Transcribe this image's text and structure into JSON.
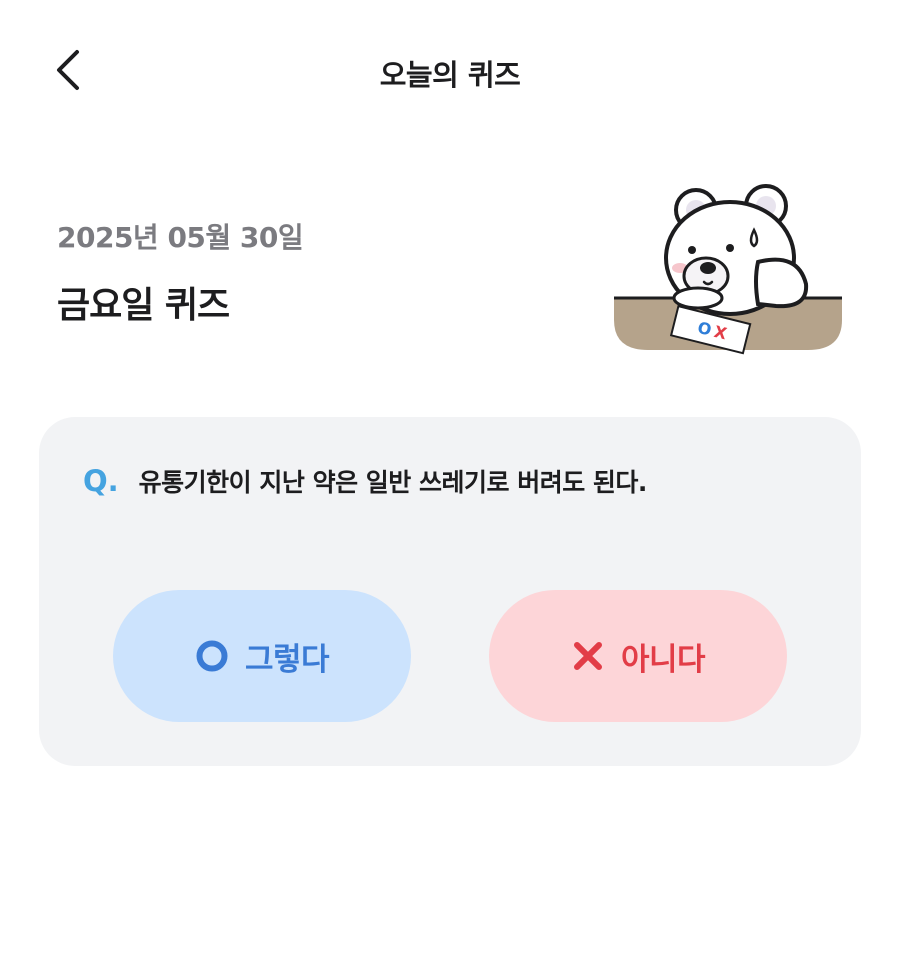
{
  "header": {
    "title": "오늘의 퀴즈",
    "back_icon": "chevron-left-icon"
  },
  "intro": {
    "date": "2025년 05월 30일",
    "title": "금요일 퀴즈",
    "mascot_ox_letters": "OX"
  },
  "question": {
    "prefix": "Q.",
    "text": "유통기한이 지난 약은 일반 쓰레기로 버려도 된다."
  },
  "answers": [
    {
      "label": "그렇다",
      "icon": "circle-o-icon",
      "color": "#3a7bd5",
      "background": "#cce3fd"
    },
    {
      "label": "아니다",
      "icon": "x-mark-icon",
      "color": "#e23d47",
      "background": "#fdd5d8"
    }
  ],
  "colors": {
    "accent": "#45a3e0",
    "card_background": "#f2f3f5",
    "text_primary": "#1d1d1f",
    "text_secondary": "#7b7b80"
  }
}
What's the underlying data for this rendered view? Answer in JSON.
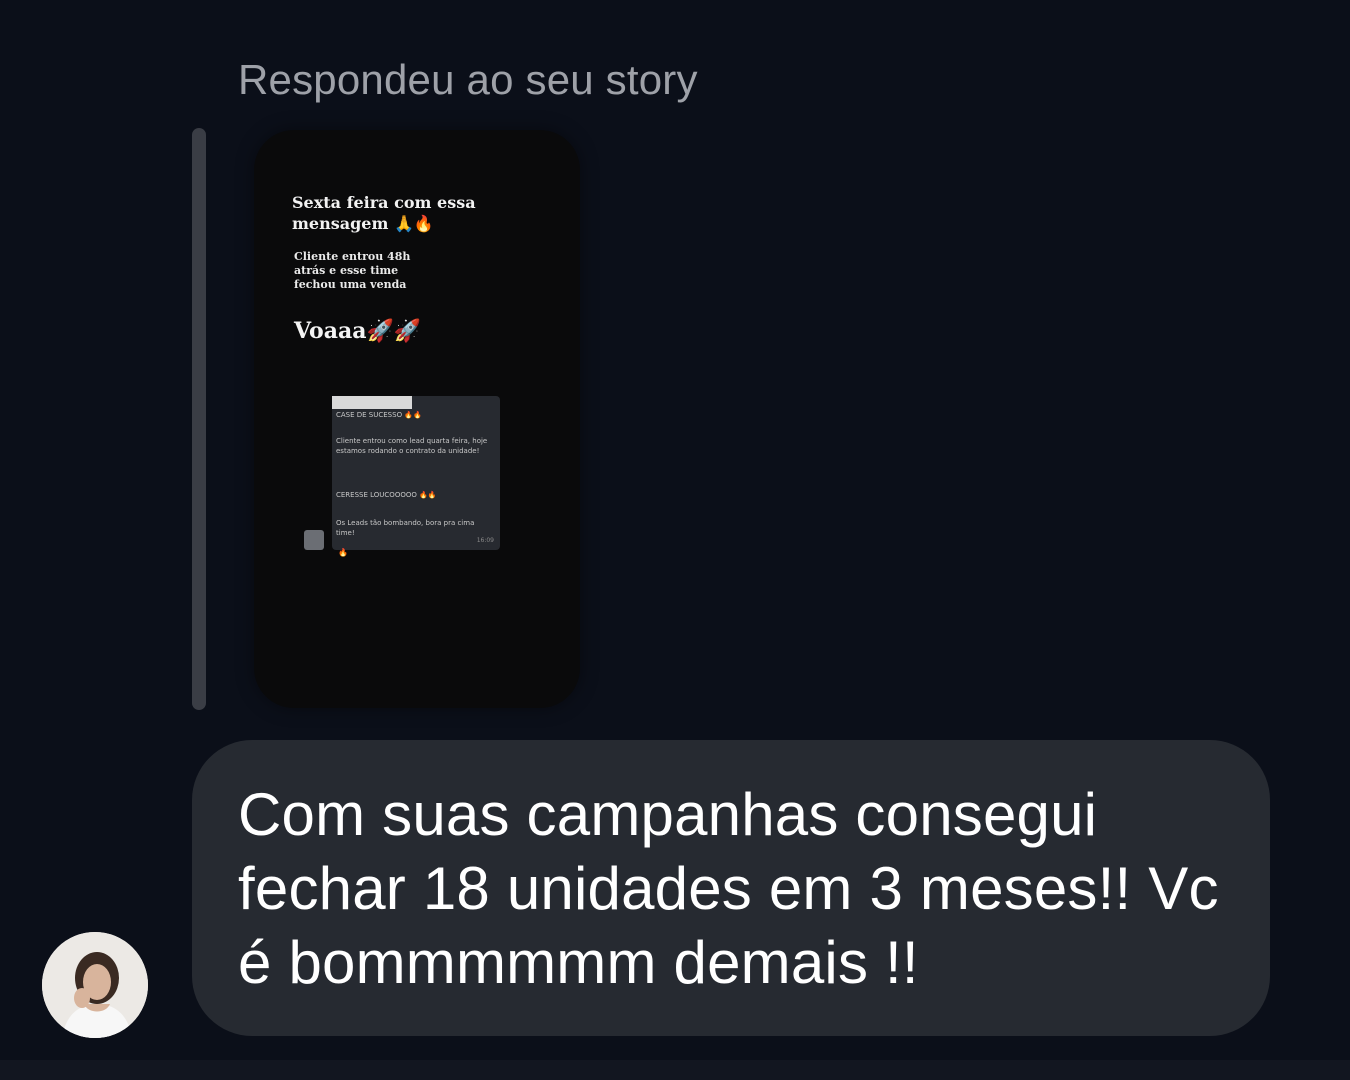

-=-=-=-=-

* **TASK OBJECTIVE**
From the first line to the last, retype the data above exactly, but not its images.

* **ANSWER TO THIS TASK**
Transcribe this image's text and structure into JSON.
{
  "header": {
    "title": "오늘의 퀴즈",
    "back_icon": "chevron-left-icon"
  },
  "intro": {
    "date": "2025년 05월 30일",
    "title": "금요일 퀴즈",
    "mascot_ox_letters": "OX"
  },
  "question": {
    "prefix": "Q.",
    "text": "유통기한이 지난 약은 일반 쓰레기로 버려도 된다."
  },
  "answers": [
    {
      "label": "그렇다",
      "icon": "circle-o-icon",
      "color": "#3a7bd5",
      "background": "#cce3fd"
    },
    {
      "label": "아니다",
      "icon": "x-mark-icon",
      "color": "#e23d47",
      "background": "#fdd5d8"
    }
  ],
  "colors": {
    "accent": "#45a3e0",
    "card_background": "#f2f3f5",
    "text_primary": "#1d1d1f",
    "text_secondary": "#7b7b80"
  }
}
What's the underlying data for this rendered view? Answer in JSON.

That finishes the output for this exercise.